Each entry below must appear in the output exactly as written.

**Dataset rows for apps and sites:**
⁂

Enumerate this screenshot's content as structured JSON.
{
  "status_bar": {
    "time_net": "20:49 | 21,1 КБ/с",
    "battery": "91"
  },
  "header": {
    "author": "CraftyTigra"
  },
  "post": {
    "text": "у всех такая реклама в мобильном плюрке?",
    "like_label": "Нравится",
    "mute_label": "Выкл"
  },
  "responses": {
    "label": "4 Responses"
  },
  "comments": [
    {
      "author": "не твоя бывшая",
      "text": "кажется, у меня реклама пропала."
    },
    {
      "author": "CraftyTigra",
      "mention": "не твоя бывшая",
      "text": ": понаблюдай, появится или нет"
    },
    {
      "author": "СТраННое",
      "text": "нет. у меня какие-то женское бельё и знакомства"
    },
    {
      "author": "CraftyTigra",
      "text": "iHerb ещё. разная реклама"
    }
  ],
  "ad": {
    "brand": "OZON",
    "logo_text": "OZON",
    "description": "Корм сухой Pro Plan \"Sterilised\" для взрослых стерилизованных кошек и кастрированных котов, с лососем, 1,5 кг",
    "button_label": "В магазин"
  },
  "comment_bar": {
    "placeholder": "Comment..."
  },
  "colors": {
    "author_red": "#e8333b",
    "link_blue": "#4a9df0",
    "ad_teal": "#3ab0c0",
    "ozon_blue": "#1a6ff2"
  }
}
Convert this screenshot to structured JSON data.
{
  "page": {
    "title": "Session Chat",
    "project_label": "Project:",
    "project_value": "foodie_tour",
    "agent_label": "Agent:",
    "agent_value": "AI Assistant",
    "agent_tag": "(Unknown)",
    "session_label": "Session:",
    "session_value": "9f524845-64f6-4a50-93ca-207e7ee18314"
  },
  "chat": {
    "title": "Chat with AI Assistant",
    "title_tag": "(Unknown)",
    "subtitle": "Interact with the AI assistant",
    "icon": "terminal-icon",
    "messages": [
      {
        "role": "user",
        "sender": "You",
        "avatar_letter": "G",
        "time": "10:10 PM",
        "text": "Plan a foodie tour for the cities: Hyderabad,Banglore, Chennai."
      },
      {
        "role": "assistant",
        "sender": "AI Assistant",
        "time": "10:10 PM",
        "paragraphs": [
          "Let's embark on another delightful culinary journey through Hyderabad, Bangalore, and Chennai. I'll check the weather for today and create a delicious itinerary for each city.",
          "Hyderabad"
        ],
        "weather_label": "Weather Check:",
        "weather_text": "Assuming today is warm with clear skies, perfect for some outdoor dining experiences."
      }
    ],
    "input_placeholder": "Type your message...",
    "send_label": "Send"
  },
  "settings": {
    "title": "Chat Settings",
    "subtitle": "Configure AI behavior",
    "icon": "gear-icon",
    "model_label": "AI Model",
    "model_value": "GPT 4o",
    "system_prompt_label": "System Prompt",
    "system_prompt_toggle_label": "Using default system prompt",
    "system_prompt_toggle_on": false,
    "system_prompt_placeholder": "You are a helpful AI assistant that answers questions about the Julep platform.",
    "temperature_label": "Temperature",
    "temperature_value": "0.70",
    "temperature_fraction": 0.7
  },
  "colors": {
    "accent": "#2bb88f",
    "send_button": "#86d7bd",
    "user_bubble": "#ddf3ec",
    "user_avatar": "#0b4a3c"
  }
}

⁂

**Answer to this task:**
Enumerate this screenshot's content as structured JSON.
{
  "status_bar": {
    "time_net": "20:49 | 21,1 КБ/с",
    "battery": "91"
  },
  "header": {
    "author": "CraftyTigra"
  },
  "post": {
    "text": "у всех такая реклама в мобильном плюрке?",
    "like_label": "Нравится",
    "mute_label": "Выкл"
  },
  "responses": {
    "label": "4 Responses"
  },
  "comments": [
    {
      "author": "не твоя бывшая",
      "text": "кажется, у меня реклама пропала."
    },
    {
      "author": "CraftyTigra",
      "mention": "не твоя бывшая",
      "text": ": понаблюдай, появится или нет"
    },
    {
      "author": "СТраННое",
      "text": "нет. у меня какие-то женское бельё и знакомства"
    },
    {
      "author": "CraftyTigra",
      "text": "iHerb ещё. разная реклама"
    }
  ],
  "ad": {
    "brand": "OZON",
    "logo_text": "OZON",
    "description": "Корм сухой Pro Plan \"Sterilised\" для взрослых стерилизованных кошек и кастрированных котов, с лососем, 1,5 кг",
    "button_label": "В магазин"
  },
  "comment_bar": {
    "placeholder": "Comment..."
  },
  "colors": {
    "author_red": "#e8333b",
    "link_blue": "#4a9df0",
    "ad_teal": "#3ab0c0",
    "ozon_blue": "#1a6ff2"
  }
}
Convert this screenshot to structured JSON data.
{
  "page": {
    "title": "Session Chat",
    "project_label": "Project:",
    "project_value": "foodie_tour",
    "agent_label": "Agent:",
    "agent_value": "AI Assistant",
    "agent_tag": "(Unknown)",
    "session_label": "Session:",
    "session_value": "9f524845-64f6-4a50-93ca-207e7ee18314"
  },
  "chat": {
    "title": "Chat with AI Assistant",
    "title_tag": "(Unknown)",
    "subtitle": "Interact with the AI assistant",
    "icon": "terminal-icon",
    "messages": [
      {
        "role": "user",
        "sender": "You",
        "avatar_letter": "G",
        "time": "10:10 PM",
        "text": "Plan a foodie tour for the cities: Hyderabad,Banglore, Chennai."
      },
      {
        "role": "assistant",
        "sender": "AI Assistant",
        "time": "10:10 PM",
        "paragraphs": [
          "Let's embark on another delightful culinary journey through Hyderabad, Bangalore, and Chennai. I'll check the weather for today and create a delicious itinerary for each city.",
          "Hyderabad"
        ],
        "weather_label": "Weather Check:",
        "weather_text": "Assuming today is warm with clear skies, perfect for some outdoor dining experiences."
      }
    ],
    "input_placeholder": "Type your message...",
    "send_label": "Send"
  },
  "settings": {
    "title": "Chat Settings",
    "subtitle": "Configure AI behavior",
    "icon": "gear-icon",
    "model_label": "AI Model",
    "model_value": "GPT 4o",
    "system_prompt_label": "System Prompt",
    "system_prompt_toggle_label": "Using default system prompt",
    "system_prompt_toggle_on": false,
    "system_prompt_placeholder": "You are a helpful AI assistant that answers questions about the Julep platform.",
    "temperature_label": "Temperature",
    "temperature_value": "0.70",
    "temperature_fraction": 0.7
  },
  "colors": {
    "accent": "#2bb88f",
    "send_button": "#86d7bd",
    "user_bubble": "#ddf3ec",
    "user_avatar": "#0b4a3c"
  }
}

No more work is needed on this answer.